Margaret Smith, a leader in Washington society at that
time, wrote a letter describing the scene:
Ladies fainted, men were seen with bloody noses and
such a scene of confusion took place as is impossible to describe -- those who
got in could not get out by the door again, but had to scramble out of windows.
one time, the president who had retreated and retreated until he was pressed
against the wall, could only be secured by a number of gentlemen forming round
him and making a kind of barrier of their own bodies.
Barack Obama's inaugural ceremony will
include poetry by Elizabeth Alexander and music by singer Aretha Franklin,
violinist Itzhak Perlman and cellist Yo-Yo Ma.
will be offered by Joseph Lowery, a well-known civil rights leader from
Atlanta, and by Rick Warren. He leads a big church in California and has sold
millions of copies of books about "The Purpose Driven Life."
Some supporters of the president-elect deplored his inviting
Pastor Warren because he opposes same-sex marriage and abortion rights.
Joe Biden will be sworn-in as vice president. Then he
will join the new president and their families for a luncheon inside the Capitol.
This will be followed by the inaugural parade with marching bands and floats along
Pennsylvania Avenue to the White House.
the evening, the new president and first lady Michelle Obama will attend the ten
official inaugural balls. These are big celebrations that bring out a lot of
powerful and wealthy people. This time, with the economy in a bad
recession, some guests may not be as wealthy as they were. But inaugural balls
are supposed to be a time to dance and have fun.
People will also attend many other parties and unofficial
balls around the Washington area. Kenya -- the birthplace of Barack Obama's
father -- will host the Africa and International Friends Inaugural Ball.
Private donations help cover inaugural costs. The events
this year could cost more than the record forty-two million dollars spent four
years ago. Mister Obama's goal is to raise forty to forty-five million.
His inaugural committee Web site is naming donors who
have given two hundred dollars or more. The limit for individual contributions
is fifty thousand dollars.
have been preparing for as many as two million people at the inauguration of
the first African-American president.
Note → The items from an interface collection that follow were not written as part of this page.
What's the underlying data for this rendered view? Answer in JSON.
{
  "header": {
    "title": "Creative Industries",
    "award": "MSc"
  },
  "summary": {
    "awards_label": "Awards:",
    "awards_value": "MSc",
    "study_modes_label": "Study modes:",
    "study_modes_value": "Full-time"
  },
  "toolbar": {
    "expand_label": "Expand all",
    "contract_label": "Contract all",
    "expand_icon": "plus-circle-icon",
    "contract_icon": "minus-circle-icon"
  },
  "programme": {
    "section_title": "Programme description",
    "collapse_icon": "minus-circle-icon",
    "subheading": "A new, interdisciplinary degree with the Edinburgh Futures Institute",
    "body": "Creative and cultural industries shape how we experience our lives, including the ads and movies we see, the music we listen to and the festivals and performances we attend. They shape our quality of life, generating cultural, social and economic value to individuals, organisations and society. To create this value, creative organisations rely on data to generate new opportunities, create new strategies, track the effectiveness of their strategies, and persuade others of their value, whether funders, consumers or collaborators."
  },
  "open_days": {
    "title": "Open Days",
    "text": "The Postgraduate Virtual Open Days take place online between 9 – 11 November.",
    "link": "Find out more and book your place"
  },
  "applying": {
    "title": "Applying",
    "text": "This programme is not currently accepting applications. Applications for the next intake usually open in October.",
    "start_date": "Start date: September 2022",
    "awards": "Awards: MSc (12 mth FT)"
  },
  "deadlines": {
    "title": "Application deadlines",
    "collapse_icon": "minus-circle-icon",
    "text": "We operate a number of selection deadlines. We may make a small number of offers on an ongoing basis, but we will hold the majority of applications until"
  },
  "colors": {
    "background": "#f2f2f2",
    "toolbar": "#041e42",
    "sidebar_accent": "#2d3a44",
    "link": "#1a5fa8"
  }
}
The expectation of record crowds has
created extra security and transportation problems.
people will probably just stay home and watch the events on television. But some
hotels and ski areas away from the city are offering special rates for people
who want to avoid the crowds.
Our program was written by Nancy Steinbach and produced
by Mario Ritter. I'm Steve Ember.
And I'm Barbara Klein. VOA will have
full coverage of Barack Obama's inauguration on radio, TV and the Internet.
Live video will begin at sixteen hours thirty Universal Time Tuesday at
usavotes2008.com. Join us again next week for THIS IS AMERICA in VOA Special